If you have unreported foreign bank accounts and assets, you will want to rethink your current status when you see how high the IRS is raising the stakes. A recent Forbes article by Robert W. Wood titled “Forbes Undisclosed Foreign Bank Accounts? They’re Even More Explosive Now“ makes clear how the Agency is using its generous resources to go after and prosecute tax evaders who, in spite of several years of tax amnesties, are still reluctant to fully disclose their accounts.
When it comes to offshore account disclosure, don’t mess around with the IRS; seek tax relief now! If you are playing IRS roulette with your foreign accounts, here are five key points about offshore compliance you will want to know:
All Worldwide Income Must be Reported. No matter where American citizens reside, they are obligated to file a tax return, report their assets and pay (if applicable) federal income taxes.
Penalties for Failure to File and FBAR Non-Compliance are Huge – and very serious. American citizens who have not reported their income or assets could face the following:
- IRS penalties that can exceed 100% of the value of the asset plus interest.
- FBAR fines that start at $10,000 for each non-willful violation. A willful penalty is the greater of $100,000 or 50% of the account balance for each violation (year of non-filing). Important note: the criminal statute of limitations is six years. The statute of limitations on civil tax fraud never expires.
- FBAR non-compliance tax issues are very serious. Criminal sanctions by the U.S. Department of Justice (DOJ) can be as much as up to 5 years in prison.
Don’t Consider “Quiet Disclosure” – Many people think they can quietly close their account and correct past returns and FBAR’s without being noticed. The IRS discourages quiet disclosure and treats it the same as they do non-disclosure.
Voluntary Disclosure; The Only Way To Go – Coming clean with the IRS means you will pay back taxes and penalties but not be prosecuted. In a previous blog post, I reported on new IRS procedures for “low risk” Americans living abroad or dual citizens that would make it easier for them to report their foreign assets. For some, this tax relief program might be easier and cheaper than the Offshore Voluntary Disclosure Program (OVDP), but not in all cases.
If you have unreported offshore assets or may be a “low risk” candidate, you need IRS tax relief now before the bar gets raised again. Hire the services of a tax attorney or Certified Tax Resolution Specialist who can let you know what your options are and help you resolve this serious IRS tax issue.
More Tax Help, IRS News and Tax Relief Tips:
- IRS Help for Americans with Foreign Income

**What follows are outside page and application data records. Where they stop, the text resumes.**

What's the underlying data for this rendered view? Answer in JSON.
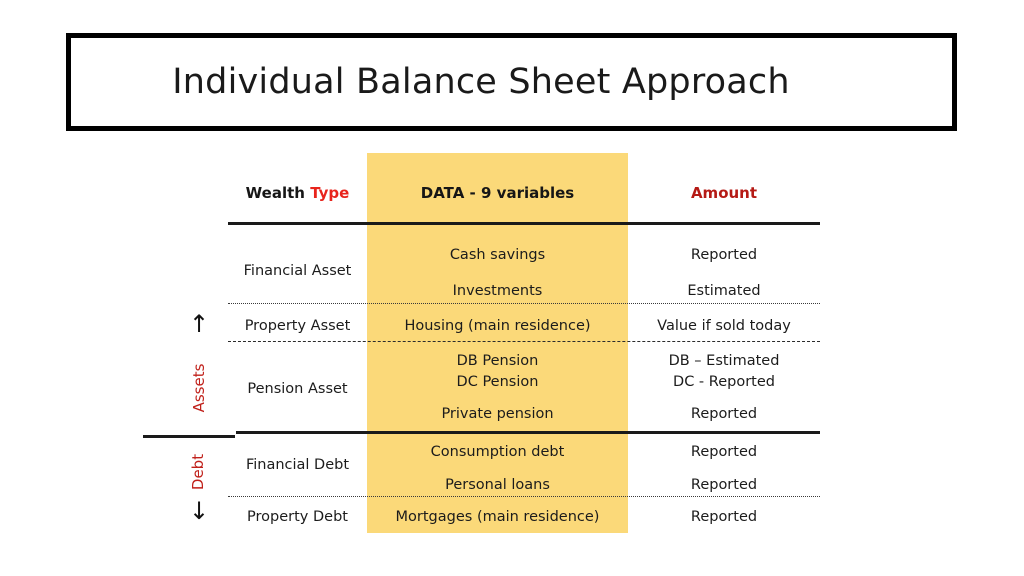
{
  "slide": {
    "title": "Individual Balance Sheet Approach"
  },
  "table": {
    "headers": {
      "type_black": "Wealth",
      "type_red": "Type",
      "data": "DATA - 9 variables",
      "amount": "Amount"
    },
    "side_labels": {
      "assets": "Assets",
      "debt": "Debt",
      "arrow_up": "↑",
      "arrow_down": "↓"
    },
    "wealth_types": [
      "Financial Asset",
      "Property Asset",
      "Pension Asset",
      "Financial Debt",
      "Property Debt"
    ],
    "rows": [
      {
        "data": "Cash savings",
        "amount": "Reported"
      },
      {
        "data": "Investments",
        "amount": "Estimated"
      },
      {
        "data": "Housing (main residence)",
        "amount": "Value if sold today"
      },
      {
        "data_line1": "DB Pension",
        "data_line2": "DC Pension",
        "amount_line1": "DB – Estimated",
        "amount_line2": "DC - Reported"
      },
      {
        "data": "Private pension",
        "amount": "Reported"
      },
      {
        "data": "Consumption debt",
        "amount": "Reported"
      },
      {
        "data": "Personal loans",
        "amount": "Reported"
      },
      {
        "data": "Mortgages (main residence)",
        "amount": "Reported"
      }
    ]
  },
  "colors": {
    "highlight": "#FBD979",
    "red_bright": "#E8241C",
    "red_dark": "#B51A15",
    "side_red": "#C0201A",
    "text": "#1c1c1c",
    "rule": "#1a1a1a"
  }
}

- To Avoid Tax Issues-Americans Give Up Passports
- Offshore Banking-Swiss Tax Evasion Advisors Indicted
- FATCA-No Tax Relief for Americans Living Abroad
- Senator Rand Paul Challenges U.S. and Swiss Banking Treaty